Span of Control – Importance, Examples, Limitations and Factors

The term “span of control” contains two keywords, “Span” and “Control.”

Span refers to the distance between the tip of the thumb and the small finger when the hand is fully stretched out. In terms of management and administration, it refers to the maximum extent or number of people that can be reached.

Control refers to the ability to instruct, check, adjust, or manipulate something as per one’s preferred requirement, choice, or expectation. In terms of management and administration, it refers to an authoritative power to direct, order, or restrain.

Definition – Span of Control in management and administration thus refers to the total number of people (i.e., subordinates or employees) that a manager or administrator can effectively control and supervise.

According to Louis Allen, “Span of control refers to the number of people that a manager can supervise.”

The importance of span of control

  1. Better supervision and control
  2. Increases efficiency
  3. Increases goodwill
  4. Team spirit and morale
  5. Good communication

Factors affecting span of control

The Factors affecting the span of control are

1. Level of Management

The top management has more responsibilities and will therefore have a narrow span of control, whereas lower-level management has fewer responsibilities and will have a wider span of control.

2. Nature of Work

If the work is difficult in nature, then the span of control is narrow, and vice-versa.

3. Use of Communication Technology

If face-to-face communication is used, then the span of control will be narrow. However, if electronic devices are used for communication, then the span of control will be wide.

4. Time Available for Subordinates

If the superior is busy with other work or has less time for subordinates, then the span of control will be narrow, and vice-versa.

5. Faith and Trust in Subordinates

If the superior has good faith, trust, and confidence in subordinates, then the span of control can be wider.

Examples of the span of control

Let us understand how Google uses span of control

In Google, a typical maximum limit on the span of control was traditionally set as 7, i.e., no more than 7 direct reports per manager (1:7). Now, Google has increased the span of control to 10, making the structure flatter.

Google believes that a broader span of control helps in improving the overall efficiency by reducing the overhead cost of middle management.

Let us understand how General Electric uses a span of control

A division of General Electric assembles jet engines.
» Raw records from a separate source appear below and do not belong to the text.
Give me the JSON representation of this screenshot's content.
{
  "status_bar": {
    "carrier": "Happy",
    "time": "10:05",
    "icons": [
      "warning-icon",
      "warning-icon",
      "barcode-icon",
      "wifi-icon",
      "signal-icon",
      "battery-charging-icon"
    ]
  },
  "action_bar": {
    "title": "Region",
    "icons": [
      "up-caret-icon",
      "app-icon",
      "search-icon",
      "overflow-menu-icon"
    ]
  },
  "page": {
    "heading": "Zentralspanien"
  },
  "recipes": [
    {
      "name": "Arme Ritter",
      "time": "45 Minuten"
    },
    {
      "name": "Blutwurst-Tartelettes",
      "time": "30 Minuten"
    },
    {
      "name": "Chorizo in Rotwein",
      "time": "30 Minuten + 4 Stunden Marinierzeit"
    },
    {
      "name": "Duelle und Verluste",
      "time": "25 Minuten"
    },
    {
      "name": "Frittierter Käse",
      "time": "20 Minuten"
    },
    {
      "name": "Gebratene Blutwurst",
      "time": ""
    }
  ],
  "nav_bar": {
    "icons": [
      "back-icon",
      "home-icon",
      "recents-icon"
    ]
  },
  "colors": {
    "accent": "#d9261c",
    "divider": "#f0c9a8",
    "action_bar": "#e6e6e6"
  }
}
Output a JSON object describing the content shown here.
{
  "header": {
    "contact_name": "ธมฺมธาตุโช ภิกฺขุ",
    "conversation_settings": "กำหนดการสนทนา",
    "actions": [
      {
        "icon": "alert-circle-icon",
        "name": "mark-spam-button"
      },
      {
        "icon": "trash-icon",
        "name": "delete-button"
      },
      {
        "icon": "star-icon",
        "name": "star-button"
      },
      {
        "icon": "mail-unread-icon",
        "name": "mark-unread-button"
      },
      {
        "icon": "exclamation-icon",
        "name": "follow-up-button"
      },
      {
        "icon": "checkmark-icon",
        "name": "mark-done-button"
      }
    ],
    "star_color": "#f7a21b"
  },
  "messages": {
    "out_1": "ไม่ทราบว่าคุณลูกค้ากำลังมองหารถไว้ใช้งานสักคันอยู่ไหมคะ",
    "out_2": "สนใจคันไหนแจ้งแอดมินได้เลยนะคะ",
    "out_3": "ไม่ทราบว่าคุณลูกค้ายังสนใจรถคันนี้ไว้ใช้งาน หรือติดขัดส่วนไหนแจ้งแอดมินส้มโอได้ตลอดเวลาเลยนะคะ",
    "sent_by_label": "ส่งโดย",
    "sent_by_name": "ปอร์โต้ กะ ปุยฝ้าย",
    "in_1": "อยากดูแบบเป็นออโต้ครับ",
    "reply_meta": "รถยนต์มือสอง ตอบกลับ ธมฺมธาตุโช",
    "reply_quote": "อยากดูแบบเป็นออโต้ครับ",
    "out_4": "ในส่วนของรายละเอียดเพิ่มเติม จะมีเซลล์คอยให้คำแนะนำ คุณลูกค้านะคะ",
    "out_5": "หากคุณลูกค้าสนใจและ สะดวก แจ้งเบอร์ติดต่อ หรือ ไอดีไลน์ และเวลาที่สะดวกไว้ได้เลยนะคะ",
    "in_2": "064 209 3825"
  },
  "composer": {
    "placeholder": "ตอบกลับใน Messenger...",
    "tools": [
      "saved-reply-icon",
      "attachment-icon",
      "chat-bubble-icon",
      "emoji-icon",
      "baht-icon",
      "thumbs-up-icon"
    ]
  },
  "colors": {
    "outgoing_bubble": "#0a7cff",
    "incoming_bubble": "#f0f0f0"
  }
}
They run a plant with 400 technical employees and 1 plant supervisor.  The span of control is therefore 1:400.

Let us understand Graicunas Theory of Span of Control

Graicunas (1898-1952) was a Lithuanian-French management consultant, management theorist, and engineer.

In 1933, he published a paper called “Relationship in Organisation” that noted three types of Superior-Subordinate relationships:

  1. Direct Single Relationships
  2. Direct Group Relationships
  3. Cross Relationships

According to Graičiūnas, as the number of subordinates increases arithmetically (e.g., 1, 2, 3…), the number of relationships that the superior has to control increases almost geometrically (e.g., 1, 6, 18…). Therefore, a superior can effectively control only a limited number of subordinates.

Example of Graicunas theory

Graicunas theory can be explained through this simple example. For example, consider that Girish (G) is the superior (boss) and Mahesh (M) and Sunil (S) are his subordinates (juniors or lower-grade employees)..

According to Graicunas , Girish (G) has to control three types of relationships with or among Mahesh (M) and Sunil (S):

1. Direct Single Relationship

G with M and G with S, i.e., 2 direct single relationships.

2. Direct Group Relationship

G with M in presence of S and G with S in presence of M, i.e., 2 direct group relationships.

3. Cross Relationships

M with S and S with M, i.e., 2 cross relationships.

Therefore, Girish (G) has to control 2 + 2 + 2 = 6 relationships. Thus, a superior (boss) with2 subordinates has to control 6 relationships. Similarly, with 3 subordinates, 18 relationships have to be controlled.

Graicunas explained his principle using the following formula: [Ashu take a pause for 1 sec]

This formula can be used to calculate the number of relationships (r) when the number of subordinates (n) is given.

Example of Graicunas Formula

If a superior has 5 subordinates (n=5), then the number of relationships (r) to be controlled is 100 According to Graicunas, with an increase in the number of subordinates, the number of Direct Single Relationships, Direct Group Relationships, and Cross Relationships also increase.

Therefore, as the number of subordinates increases arithmetically, the number of relationships among them increases almost geometrically.  According to him, a top-level manager can effectively manage only 222 relationships. Therefore, a top-level manager should not have more than 6 subordinates. Similarly, a lower-level manager should not have more than 20 subordinates.

Graicunas theory is criticized for the following reasons

  1. More importance to numerical factors.
  2. More importance to relationships.